It's because of this, because of the tight controls, fantastic combat (replete with countering system and capture moves that suck the sand from monsters and give you opportunities to control time) and ingenious level design that the game works so well. The combination of those factors plus the ability to harness time to rewind 10 seconds to repair mistakes made or slow it down make the game endlessly fresh. There are very few times that you'll ever run into a situation that you can't rewind from, which save the same from ever really becoming too frustrating.

It also means the classic game design technique of making you repeat your mistakes over and over again until you get a particular sequence perfect, thus adding artificial game length, never really rears its head, making Prince of Persia an incredibly concentrated run of single-digit length. I suppose it's a classic entertainment truism: always leave 'em wanting more, and while I'd love to say I walked away from POP satisfied, part of me wanted another seven hours or so. Yeah, you read right, the game can be beaten in seven hours, and less the second time through. I've mulled it over in my head for some time now, though, and I suppose I'd rather have that concentrated dose of enjoyment in place of bits and pieces of inspired game design in between more blasé backtracking or repetition elements.

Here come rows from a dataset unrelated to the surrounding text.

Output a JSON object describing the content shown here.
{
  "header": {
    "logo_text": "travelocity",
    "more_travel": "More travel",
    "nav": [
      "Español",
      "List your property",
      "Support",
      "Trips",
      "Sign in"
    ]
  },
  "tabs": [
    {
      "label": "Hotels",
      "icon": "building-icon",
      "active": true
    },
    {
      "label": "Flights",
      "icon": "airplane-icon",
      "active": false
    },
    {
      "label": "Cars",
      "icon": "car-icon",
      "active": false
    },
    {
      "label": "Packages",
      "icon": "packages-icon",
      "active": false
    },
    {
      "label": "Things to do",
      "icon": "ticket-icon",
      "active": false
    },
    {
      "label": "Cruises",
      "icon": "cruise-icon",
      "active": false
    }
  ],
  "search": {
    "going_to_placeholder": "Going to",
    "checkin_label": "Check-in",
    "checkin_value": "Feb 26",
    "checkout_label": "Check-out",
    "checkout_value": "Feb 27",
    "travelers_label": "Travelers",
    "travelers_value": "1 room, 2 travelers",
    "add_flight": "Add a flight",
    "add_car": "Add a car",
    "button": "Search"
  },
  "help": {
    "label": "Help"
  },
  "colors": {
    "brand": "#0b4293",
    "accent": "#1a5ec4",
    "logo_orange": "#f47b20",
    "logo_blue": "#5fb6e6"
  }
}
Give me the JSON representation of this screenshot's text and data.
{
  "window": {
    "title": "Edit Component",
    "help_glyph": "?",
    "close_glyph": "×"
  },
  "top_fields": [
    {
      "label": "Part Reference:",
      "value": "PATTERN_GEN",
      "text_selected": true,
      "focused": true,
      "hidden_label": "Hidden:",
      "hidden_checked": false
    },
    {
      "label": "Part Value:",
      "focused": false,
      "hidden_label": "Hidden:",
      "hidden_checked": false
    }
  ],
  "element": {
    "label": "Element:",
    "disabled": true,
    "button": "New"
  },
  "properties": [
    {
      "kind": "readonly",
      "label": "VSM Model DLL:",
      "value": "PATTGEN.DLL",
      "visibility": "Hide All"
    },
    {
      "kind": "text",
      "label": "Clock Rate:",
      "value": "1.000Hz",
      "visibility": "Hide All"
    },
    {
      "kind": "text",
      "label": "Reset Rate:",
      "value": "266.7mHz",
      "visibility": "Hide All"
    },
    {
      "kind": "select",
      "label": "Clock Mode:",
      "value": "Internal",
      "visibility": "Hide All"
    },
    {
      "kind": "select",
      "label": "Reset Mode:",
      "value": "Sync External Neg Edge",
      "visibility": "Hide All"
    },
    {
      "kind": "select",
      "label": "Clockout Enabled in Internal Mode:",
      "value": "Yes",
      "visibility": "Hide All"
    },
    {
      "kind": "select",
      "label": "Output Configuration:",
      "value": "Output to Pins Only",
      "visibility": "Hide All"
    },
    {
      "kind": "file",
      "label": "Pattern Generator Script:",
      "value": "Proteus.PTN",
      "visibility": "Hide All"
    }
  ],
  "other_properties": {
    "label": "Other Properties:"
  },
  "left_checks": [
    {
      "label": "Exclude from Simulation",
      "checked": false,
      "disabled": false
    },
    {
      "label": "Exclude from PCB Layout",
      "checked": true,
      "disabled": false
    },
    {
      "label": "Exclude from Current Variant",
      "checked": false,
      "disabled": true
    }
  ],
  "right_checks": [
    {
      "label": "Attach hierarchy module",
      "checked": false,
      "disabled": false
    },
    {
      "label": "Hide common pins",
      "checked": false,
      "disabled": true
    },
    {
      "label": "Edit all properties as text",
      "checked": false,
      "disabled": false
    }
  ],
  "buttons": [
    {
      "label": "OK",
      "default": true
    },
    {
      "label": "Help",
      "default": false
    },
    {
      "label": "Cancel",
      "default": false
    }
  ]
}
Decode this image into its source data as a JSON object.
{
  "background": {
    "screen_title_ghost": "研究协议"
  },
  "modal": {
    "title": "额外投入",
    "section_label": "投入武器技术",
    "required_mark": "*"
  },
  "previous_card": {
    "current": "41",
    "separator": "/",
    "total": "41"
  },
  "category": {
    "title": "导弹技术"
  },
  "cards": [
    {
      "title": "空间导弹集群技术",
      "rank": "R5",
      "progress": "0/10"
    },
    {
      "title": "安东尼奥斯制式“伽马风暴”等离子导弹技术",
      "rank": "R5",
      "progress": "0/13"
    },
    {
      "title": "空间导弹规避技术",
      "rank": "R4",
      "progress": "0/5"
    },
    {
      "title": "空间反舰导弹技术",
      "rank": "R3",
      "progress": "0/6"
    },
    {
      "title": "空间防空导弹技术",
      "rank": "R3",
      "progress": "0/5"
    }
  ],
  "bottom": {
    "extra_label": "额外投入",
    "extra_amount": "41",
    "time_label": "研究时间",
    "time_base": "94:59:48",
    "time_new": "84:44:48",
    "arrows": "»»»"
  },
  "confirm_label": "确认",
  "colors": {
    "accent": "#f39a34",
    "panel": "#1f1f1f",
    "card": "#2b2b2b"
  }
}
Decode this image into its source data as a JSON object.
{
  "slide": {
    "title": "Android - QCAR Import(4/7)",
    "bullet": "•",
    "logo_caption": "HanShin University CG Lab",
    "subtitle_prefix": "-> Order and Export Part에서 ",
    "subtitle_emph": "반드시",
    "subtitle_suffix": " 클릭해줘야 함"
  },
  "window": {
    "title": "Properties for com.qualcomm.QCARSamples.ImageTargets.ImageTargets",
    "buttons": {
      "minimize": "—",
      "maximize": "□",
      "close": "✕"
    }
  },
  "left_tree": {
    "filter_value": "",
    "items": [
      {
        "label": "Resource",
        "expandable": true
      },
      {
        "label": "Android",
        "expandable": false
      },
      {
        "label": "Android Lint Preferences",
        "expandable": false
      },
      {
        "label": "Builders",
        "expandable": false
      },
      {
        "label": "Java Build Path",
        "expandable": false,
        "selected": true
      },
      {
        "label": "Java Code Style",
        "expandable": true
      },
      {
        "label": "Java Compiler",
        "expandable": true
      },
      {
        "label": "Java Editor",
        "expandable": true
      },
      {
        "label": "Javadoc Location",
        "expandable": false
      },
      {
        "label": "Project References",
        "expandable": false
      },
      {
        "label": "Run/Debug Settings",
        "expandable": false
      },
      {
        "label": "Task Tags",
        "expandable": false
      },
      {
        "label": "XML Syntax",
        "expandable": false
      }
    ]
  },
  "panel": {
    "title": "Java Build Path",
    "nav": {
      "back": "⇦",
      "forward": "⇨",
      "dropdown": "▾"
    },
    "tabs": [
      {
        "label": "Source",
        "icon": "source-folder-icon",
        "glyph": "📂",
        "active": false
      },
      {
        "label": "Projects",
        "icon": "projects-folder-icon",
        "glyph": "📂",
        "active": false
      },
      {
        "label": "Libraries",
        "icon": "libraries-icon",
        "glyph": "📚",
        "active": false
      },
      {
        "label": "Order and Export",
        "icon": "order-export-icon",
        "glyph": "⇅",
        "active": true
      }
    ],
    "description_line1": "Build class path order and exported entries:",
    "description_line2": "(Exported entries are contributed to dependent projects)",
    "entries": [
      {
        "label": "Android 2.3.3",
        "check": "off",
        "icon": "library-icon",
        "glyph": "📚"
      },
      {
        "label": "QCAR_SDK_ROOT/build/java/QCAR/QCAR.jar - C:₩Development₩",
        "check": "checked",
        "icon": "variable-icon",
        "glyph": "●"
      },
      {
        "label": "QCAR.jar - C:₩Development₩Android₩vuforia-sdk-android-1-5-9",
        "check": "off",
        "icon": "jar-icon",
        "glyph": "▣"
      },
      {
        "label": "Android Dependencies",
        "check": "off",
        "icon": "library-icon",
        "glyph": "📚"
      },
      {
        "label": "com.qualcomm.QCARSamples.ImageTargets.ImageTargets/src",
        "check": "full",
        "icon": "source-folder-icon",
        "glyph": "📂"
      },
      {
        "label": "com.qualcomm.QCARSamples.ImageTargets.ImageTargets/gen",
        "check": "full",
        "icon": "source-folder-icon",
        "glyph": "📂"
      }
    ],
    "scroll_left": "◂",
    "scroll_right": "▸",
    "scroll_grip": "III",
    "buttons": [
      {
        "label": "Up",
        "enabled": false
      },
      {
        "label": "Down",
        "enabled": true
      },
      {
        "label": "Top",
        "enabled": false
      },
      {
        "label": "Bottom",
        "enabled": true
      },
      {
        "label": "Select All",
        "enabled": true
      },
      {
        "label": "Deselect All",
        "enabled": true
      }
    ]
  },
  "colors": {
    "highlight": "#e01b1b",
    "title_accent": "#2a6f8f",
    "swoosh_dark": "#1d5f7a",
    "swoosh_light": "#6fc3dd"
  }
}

Even if those elements were present, there'd still be plenty to look at. It almost goes without saying that after five minutes with the game you'll be ready to stand in line to dole out the endless accolades the engine will no doubt have garnered by the end of the year. Prince of Persia is one of the most beautiful games ever made, from the realistic deforming and rippling pools of water to the blown-out Splinter Cell-style lighting effects (the POP and SC teams actually collaborated on the lighting and cloth effects) to the way massive tapestries deform as you sprint along the wall, sliding your hand across them as you go.

On top of all this is an intelligent camera that can function in both dynamic and static angles (the latter angles are almost always pre-chosen to show you exactly where you need to go, yet another subtle way the game uses visuals to point the way). I can recall but a single time in the game where the camera angle was skewed enough that it kept me from seeing exactly how to complete an objective. It's refinement that borders on Ico-level accomplishments.

There was also a very obvious bit of attention directed towards the audio in the game, both in the Persian-inspired music (complete with lilting vocals in the background) and in the effects. The pitter-patter of the Prince's feet on wood and stone or the different metallic scabbard-on-scabbard clangs are magnificently duplicated, and the same slightly dynamic music that graced Splinter Cell is present here, so when you enter into combat or when there are enemies present, you'll hear the aural cue even if you can't see them on screen. Simply put, thanks to superlative graphic and sound accompaniments, Prince of Persia's presentation is unmatched.

I should be disappointed in Prince of Persia's length, really, because I never used to think games that gave you less than at least 10-15 hours of fun warranted that $50 price tag. Instead, when I look back on my experience with the game, I get all warm and fuzzy - the same warm fuzzies I get when thinking back on the first time I played a Prince of Persia game. For me, that feeling is worth every penny.
The Verdict